Assigned task: Note how many lines of the material that follows include the string "Kill", and state only that number.

Source material:
• • • • • • •

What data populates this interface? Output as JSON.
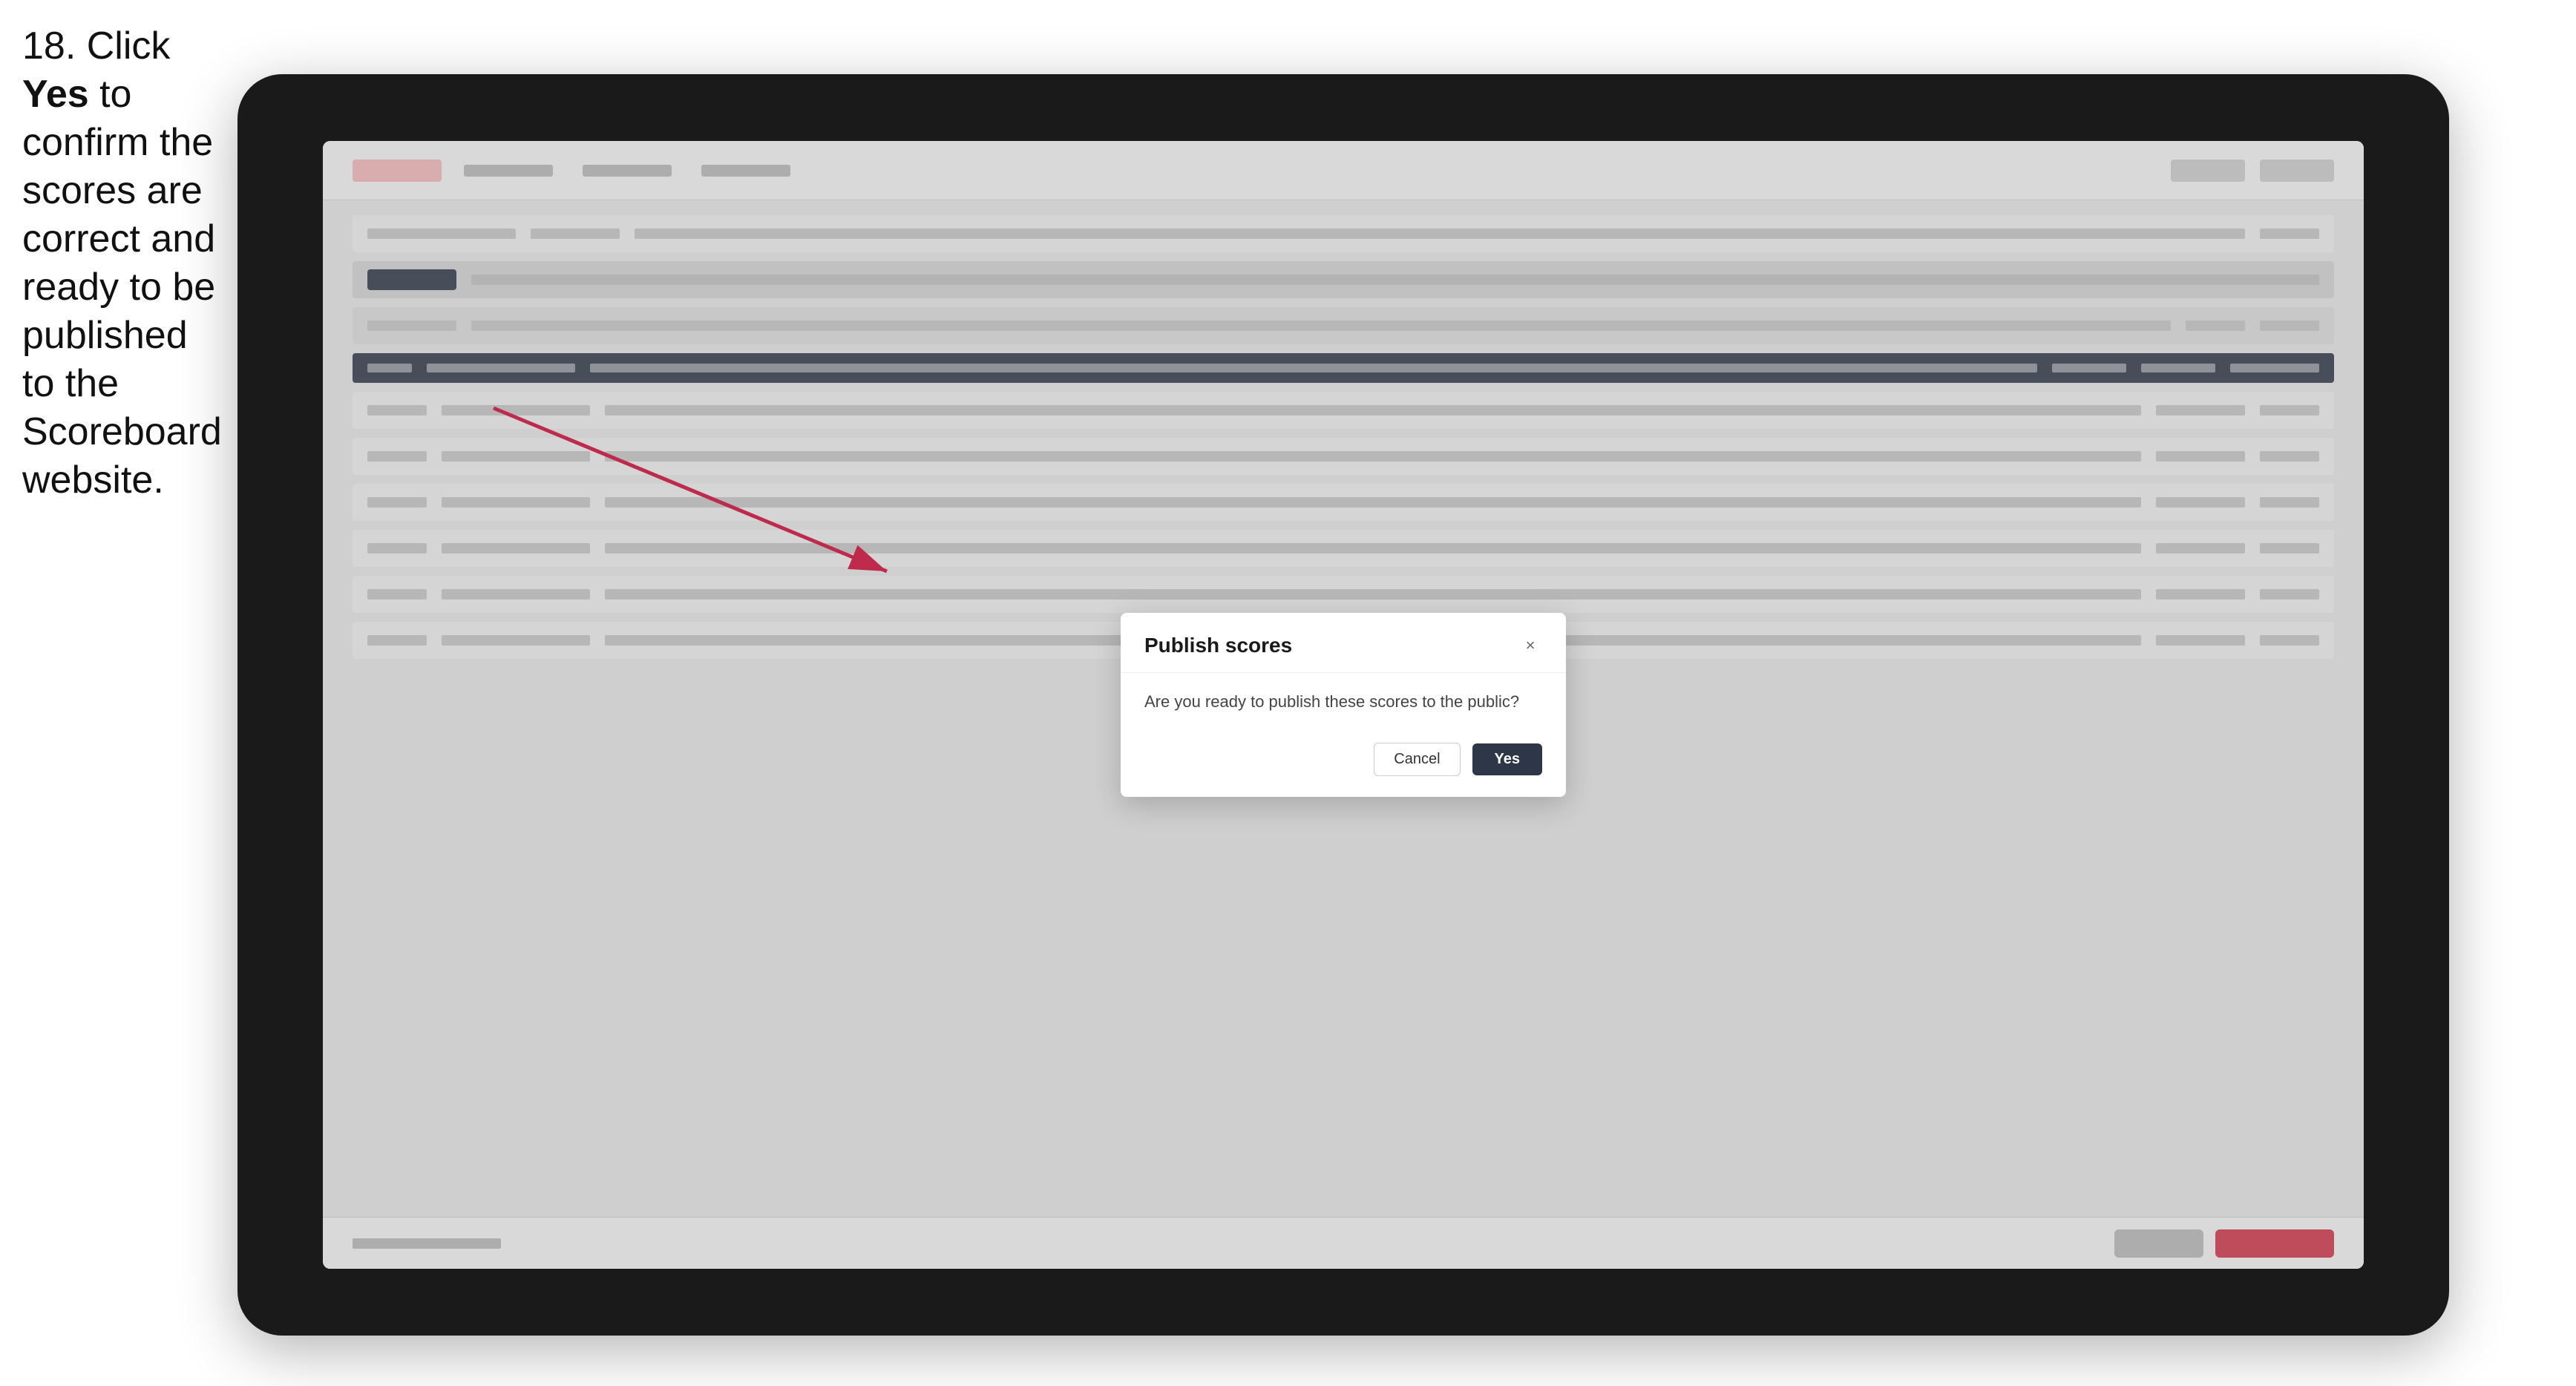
{
  "instruction": {
    "step_number": "18.",
    "text_part1": " Click ",
    "text_bold": "Yes",
    "text_part2": " to confirm the scores are correct and ready to be published to the Scoreboard website."
  },
  "modal": {
    "title": "Publish scores",
    "message": "Are you ready to publish these scores to the public?",
    "cancel_label": "Cancel",
    "yes_label": "Yes",
    "close_icon": "×"
  },
  "buttons": {
    "cancel": "Cancel",
    "yes": "Yes"
  },
  "colors": {
    "yes_btn_bg": "#2d3748",
    "arrow_color": "#e0325a"
  }
}
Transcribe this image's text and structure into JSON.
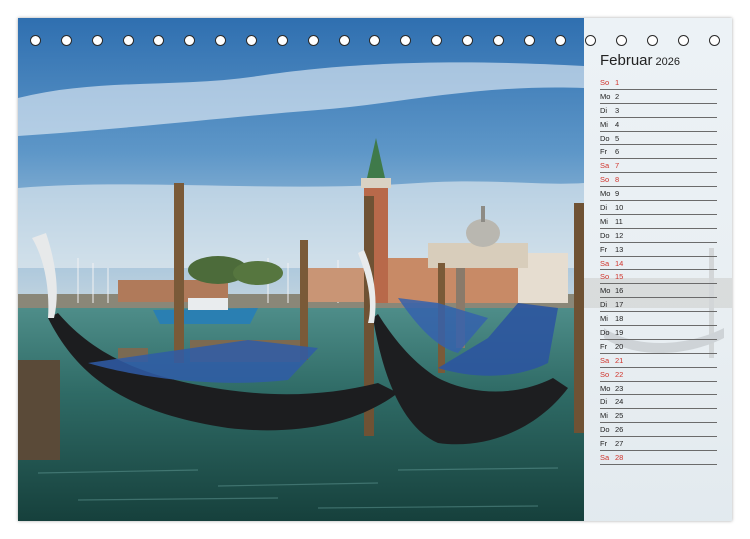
{
  "calendar": {
    "month": "Februar",
    "year": "2026",
    "weekend_color": "#d0342c",
    "days": [
      {
        "wd": "So",
        "d": "1",
        "we": true
      },
      {
        "wd": "Mo",
        "d": "2",
        "we": false
      },
      {
        "wd": "Di",
        "d": "3",
        "we": false
      },
      {
        "wd": "Mi",
        "d": "4",
        "we": false
      },
      {
        "wd": "Do",
        "d": "5",
        "we": false
      },
      {
        "wd": "Fr",
        "d": "6",
        "we": false
      },
      {
        "wd": "Sa",
        "d": "7",
        "we": true
      },
      {
        "wd": "So",
        "d": "8",
        "we": true
      },
      {
        "wd": "Mo",
        "d": "9",
        "we": false
      },
      {
        "wd": "Di",
        "d": "10",
        "we": false
      },
      {
        "wd": "Mi",
        "d": "11",
        "we": false
      },
      {
        "wd": "Do",
        "d": "12",
        "we": false
      },
      {
        "wd": "Fr",
        "d": "13",
        "we": false
      },
      {
        "wd": "Sa",
        "d": "14",
        "we": true
      },
      {
        "wd": "So",
        "d": "15",
        "we": true
      },
      {
        "wd": "Mo",
        "d": "16",
        "we": false
      },
      {
        "wd": "Di",
        "d": "17",
        "we": false
      },
      {
        "wd": "Mi",
        "d": "18",
        "we": false
      },
      {
        "wd": "Do",
        "d": "19",
        "we": false
      },
      {
        "wd": "Fr",
        "d": "20",
        "we": false
      },
      {
        "wd": "Sa",
        "d": "21",
        "we": true
      },
      {
        "wd": "So",
        "d": "22",
        "we": true
      },
      {
        "wd": "Mo",
        "d": "23",
        "we": false
      },
      {
        "wd": "Di",
        "d": "24",
        "we": false
      },
      {
        "wd": "Mi",
        "d": "25",
        "we": false
      },
      {
        "wd": "Do",
        "d": "26",
        "we": false
      },
      {
        "wd": "Fr",
        "d": "27",
        "we": false
      },
      {
        "wd": "Sa",
        "d": "28",
        "we": true
      }
    ]
  }
}
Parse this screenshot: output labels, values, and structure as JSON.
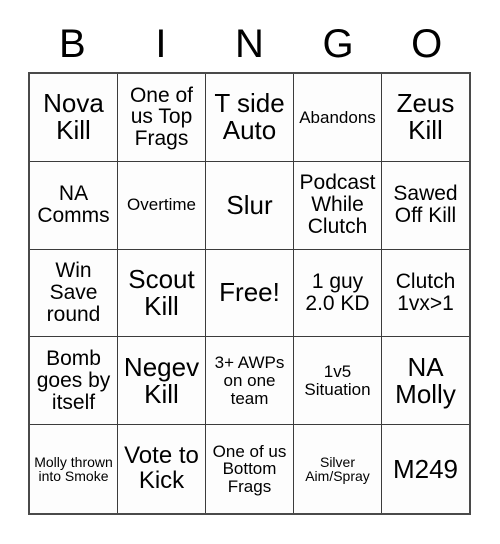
{
  "card": {
    "title": "BINGO",
    "header_letters": [
      "B",
      "I",
      "N",
      "G",
      "O"
    ],
    "free_space_label": "Free!",
    "colors": {
      "page_background": "#ffffff",
      "cell_background": "#fdfdfd",
      "grid_line": "#3c3c3c",
      "grid_border": "#4a4a4a",
      "text": "#000000"
    },
    "grid": {
      "columns": 5,
      "rows": 5,
      "cells": [
        [
          {
            "text": "Nova Kill",
            "size": "xl"
          },
          {
            "text": "One of us Top Frags",
            "size": "md"
          },
          {
            "text": "T side Auto",
            "size": "xl"
          },
          {
            "text": "Abandons",
            "size": "sm"
          },
          {
            "text": "Zeus Kill",
            "size": "xl"
          }
        ],
        [
          {
            "text": "NA Comms",
            "size": "md"
          },
          {
            "text": "Overtime",
            "size": "sm"
          },
          {
            "text": "Slur",
            "size": "xl"
          },
          {
            "text": "Podcast While Clutch",
            "size": "md"
          },
          {
            "text": "Sawed Off Kill",
            "size": "md"
          }
        ],
        [
          {
            "text": "Win Save round",
            "size": "md"
          },
          {
            "text": "Scout Kill",
            "size": "xl"
          },
          {
            "text": "Free!",
            "size": "xl"
          },
          {
            "text": "1 guy 2.0 KD",
            "size": "md"
          },
          {
            "text": "Clutch 1vx>1",
            "size": "md"
          }
        ],
        [
          {
            "text": "Bomb goes by itself",
            "size": "md"
          },
          {
            "text": "Negev Kill",
            "size": "xl"
          },
          {
            "text": "3+ AWPs on one team",
            "size": "sm"
          },
          {
            "text": "1v5 Situation",
            "size": "sm"
          },
          {
            "text": "NA Molly",
            "size": "xl"
          }
        ],
        [
          {
            "text": "Molly thrown into Smoke",
            "size": "xs"
          },
          {
            "text": "Vote to Kick",
            "size": "lg"
          },
          {
            "text": "One of us Bottom Frags",
            "size": "sm"
          },
          {
            "text": "Silver Aim/Spray",
            "size": "xs"
          },
          {
            "text": "M249",
            "size": "xl"
          }
        ]
      ]
    }
  }
}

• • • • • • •

Answer box: 5